Seeing the quality of publications which won awards gave Lara Odebiyi increased vision for what is possible with her own publication, Dabira, which serves women in Nigeria. “The contest winners displayed on the screen gave me new ideas. I have been focused on content, but now I want to learn more about design, covers, and titles—the whole package. Every detail on the award-winning magazines was top-notch.” Dabira magazine already has a clean, professional design, but it may get an update soon!

Odebiyi’s ministry includes a robust website and an annual women’s ministry event, along with a direct connection to women who request help with issues such as marriage, depression, and suicide. Women are connected for counseling via a private WhatsApp group to respond to personal needs.

The path to a print magazine for Joseph Benjamin was unique. He is a printer by profession and has decades of business experience. Gujarati Christians serves a language group in NW India as well as the worldwide Gujarati diaspora. He started a website after a major 2001 earthquake in the region, when many wanted updates on the situation. As the website transitioned from the disaster aftermath to content serving the Christian community, the audience asked for a print magazine. The Gujarati Christians’ transition from web to print is the opposite direction many EPA member publications have taken, from print to web.

In reflecting on the EPA convention, Benjamin noted that professional training is not readily available in his local area: “I was able to learn from pioneers and experts in their fields. Even though I have been in publishing for more than 30 years, I want to keep learning. However, some of the ideas may be hard to implement due to lack of resources.”

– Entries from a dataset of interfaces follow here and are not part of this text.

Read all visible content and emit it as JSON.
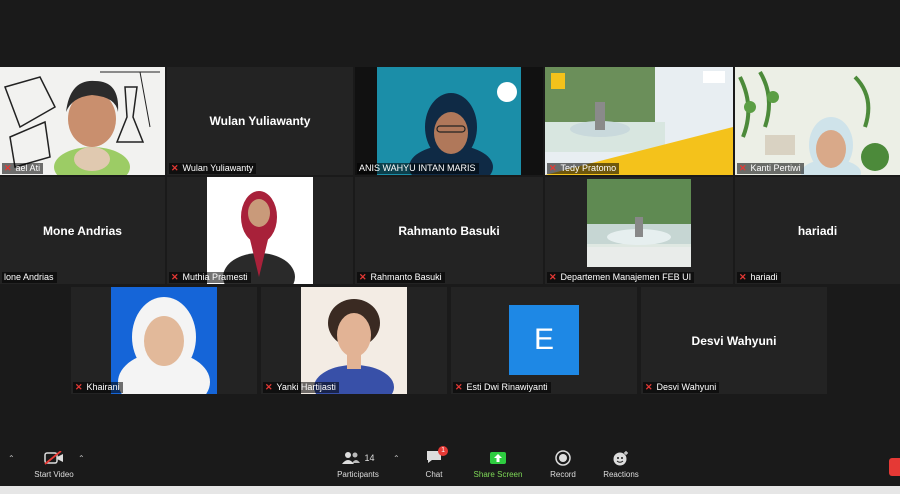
{
  "participants": [
    {
      "name": "Ishmael Ati",
      "tag": "ael Ati"
    },
    {
      "name": "Wulan Yuliawanty"
    },
    {
      "name": "ANIS WAHYU INTAN MARIS"
    },
    {
      "name": "Tedy Pratomo"
    },
    {
      "name": "Kanti Pertiwi"
    },
    {
      "name": "Mone Andrias",
      "tag": "lone Andrias"
    },
    {
      "name": "Muthia Pramesti"
    },
    {
      "name": "Rahmanto Basuki"
    },
    {
      "name": "Departemen Manajemen FEB UI"
    },
    {
      "name": "hariadi"
    },
    {
      "name": "Khairani"
    },
    {
      "name": "Yanki Hartijasti"
    },
    {
      "name": "Esti Dwi Rinawiyanti",
      "avatar_letter": "E"
    },
    {
      "name": "Desvi Wahyuni"
    }
  ],
  "toolbar": {
    "start_video": "Start Video",
    "participants": "Participants",
    "participants_count": "14",
    "chat": "Chat",
    "chat_badge": "1",
    "share_screen": "Share Screen",
    "record": "Record",
    "reactions": "Reactions",
    "left_partial": "e"
  },
  "colors": {
    "active_speaker": "#d4e157",
    "share_green": "#2ecc40",
    "mute_red": "#e53935",
    "avatar_blue": "#1e88e5"
  }
}
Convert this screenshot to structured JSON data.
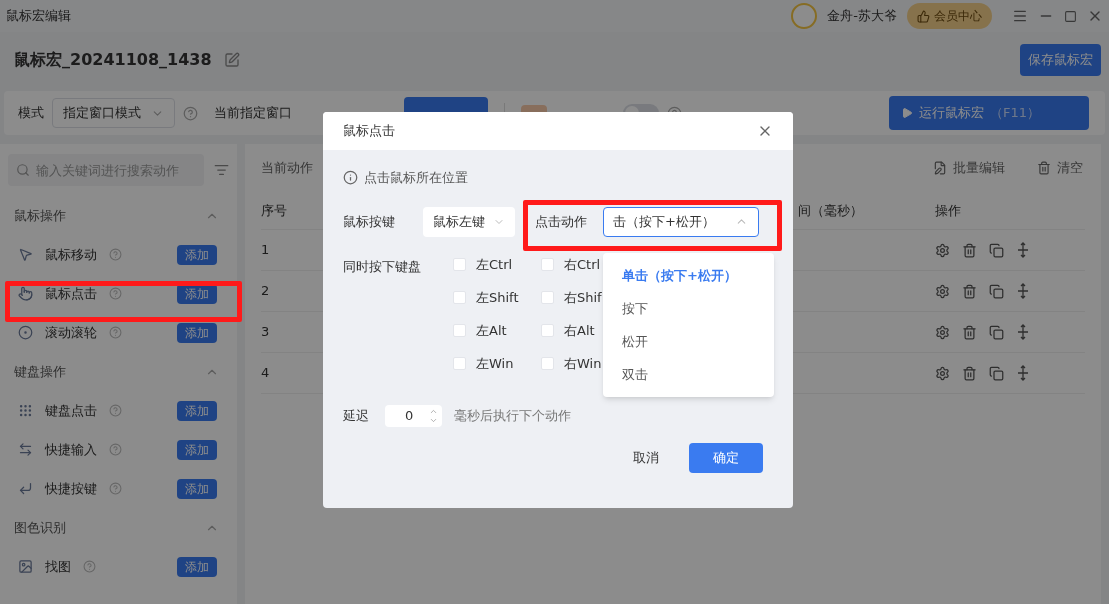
{
  "window": {
    "title": "鼠标宏编辑",
    "user": "金舟-苏大爷",
    "vip_button": "会员中心"
  },
  "macro": {
    "name": "鼠标宏_20241108_1438",
    "save_button": "保存鼠标宏"
  },
  "toolbar": {
    "mode_label": "模式",
    "mode_value": "指定窗口模式",
    "window_label": "当前指定窗口",
    "background_on": false,
    "run_button": "运行鼠标宏",
    "run_shortcut": "（F11）"
  },
  "sidebar": {
    "search": {
      "placeholder": "输入关键词进行搜索动作"
    },
    "groups": [
      {
        "title": "鼠标操作",
        "expanded": true,
        "items": [
          {
            "label": "鼠标移动",
            "kind": "mouse-move",
            "button": "添加"
          },
          {
            "label": "鼠标点击",
            "kind": "mouse-click",
            "button": "添加"
          },
          {
            "label": "滚动滚轮",
            "kind": "scroll",
            "button": "添加"
          }
        ]
      },
      {
        "title": "键盘操作",
        "expanded": true,
        "items": [
          {
            "label": "键盘点击",
            "kind": "keypad",
            "button": "添加"
          },
          {
            "label": "快捷输入",
            "kind": "input",
            "button": "添加"
          },
          {
            "label": "快捷按键",
            "kind": "hotkey",
            "button": "添加"
          }
        ]
      },
      {
        "title": "图色识别",
        "expanded": true,
        "items": [
          {
            "label": "找图",
            "kind": "image",
            "button": "添加"
          }
        ]
      }
    ]
  },
  "actions": {
    "label": "当前动作",
    "batch_edit": "批量编辑",
    "clear": "清空",
    "columns": [
      "序号",
      "间（毫秒）",
      "操作"
    ],
    "rows": [
      "1",
      "2",
      "3",
      "4"
    ]
  },
  "dialog": {
    "title": "鼠标点击",
    "info": "点击鼠标所在位置",
    "button_label": "鼠标按键",
    "button_value": "鼠标左键",
    "action_label": "点击动作",
    "action_value": "击（按下+松开）",
    "action_expanded": true,
    "options": [
      {
        "label": "单击（按下+松开）",
        "selected": true
      },
      {
        "label": "按下",
        "selected": false
      },
      {
        "label": "松开",
        "selected": false
      },
      {
        "label": "双击",
        "selected": false
      }
    ],
    "keys_label": "同时按下键盘",
    "keys": [
      {
        "label": "左Ctrl",
        "checked": false
      },
      {
        "label": "右Ctrl",
        "checked": false
      },
      {
        "label": "左Shift",
        "checked": false
      },
      {
        "label": "右Shif",
        "checked": false
      },
      {
        "label": "左Alt",
        "checked": false
      },
      {
        "label": "右Alt",
        "checked": false
      },
      {
        "label": "左Win",
        "checked": false
      },
      {
        "label": "右Win",
        "checked": false
      }
    ],
    "delay_label": "延迟",
    "delay_value": "0",
    "delay_suffix": "毫秒后执行下个动作",
    "cancel": "取消",
    "ok": "确定"
  }
}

A morning panel on biblical literacy reinforced Benjamin’s emphasis on evangelism and biblical literacy. “The Gujarati Bible translation currently in use is more than 70 years old and language changes. In order to fulfill the Great Commission, we need to connect with the next generation in language that is easy to understand. I am part of a team working on a modern Gujarati translation.”

Gokhan Talas publishes Miras, a bimonthly magazine to equip Turkish Christians and as an outreach. He is also engaged in a project translating Bible story comic books into Turkish. A designer by training, Talas appreciates the opportunity to learn new skills and make contacts among professional peers. Along with design ideas, he is taking home specific learning related to social media tools that he can implement in his ministry. It is risky to be a Christian publisher in Turkey, but Talas is faithfully responding to God’s call to use his skills for God’s purposes.

Ann-Margret Hovsepian, an EPA freelancer of Armenian descent who, along with her family, has been doing short-term mission work in Armenia for the last several years, noted the bond of Christian faith that unites across cultures. “I had a wonderful conversation with Gokhan Talas from Turkey. I don't know if everyone understands the significance of an Armenian and a Turk joyfully talking with each other. That's what the Lord does! Gokhan may be able to help my family's ministry when we want to translate our books or tracts into Turkish.”

Learning goes all directions at EPA conventions. Anne Marie Winz (Cru) shares, “I gained new perspective on publishing in different contexts. I’m walking away richer because of my interactions over the past few days.”

Indeed, many of us are richer for connecting with brothers and sisters from different countries and learning more about what God is doing through Christian publications around the world.

Carla Foote is an Associate member of EPA, working as a freelance editor and writer ( She is also a trainer and board member for Magazine Training International.

Posted May 21, 2019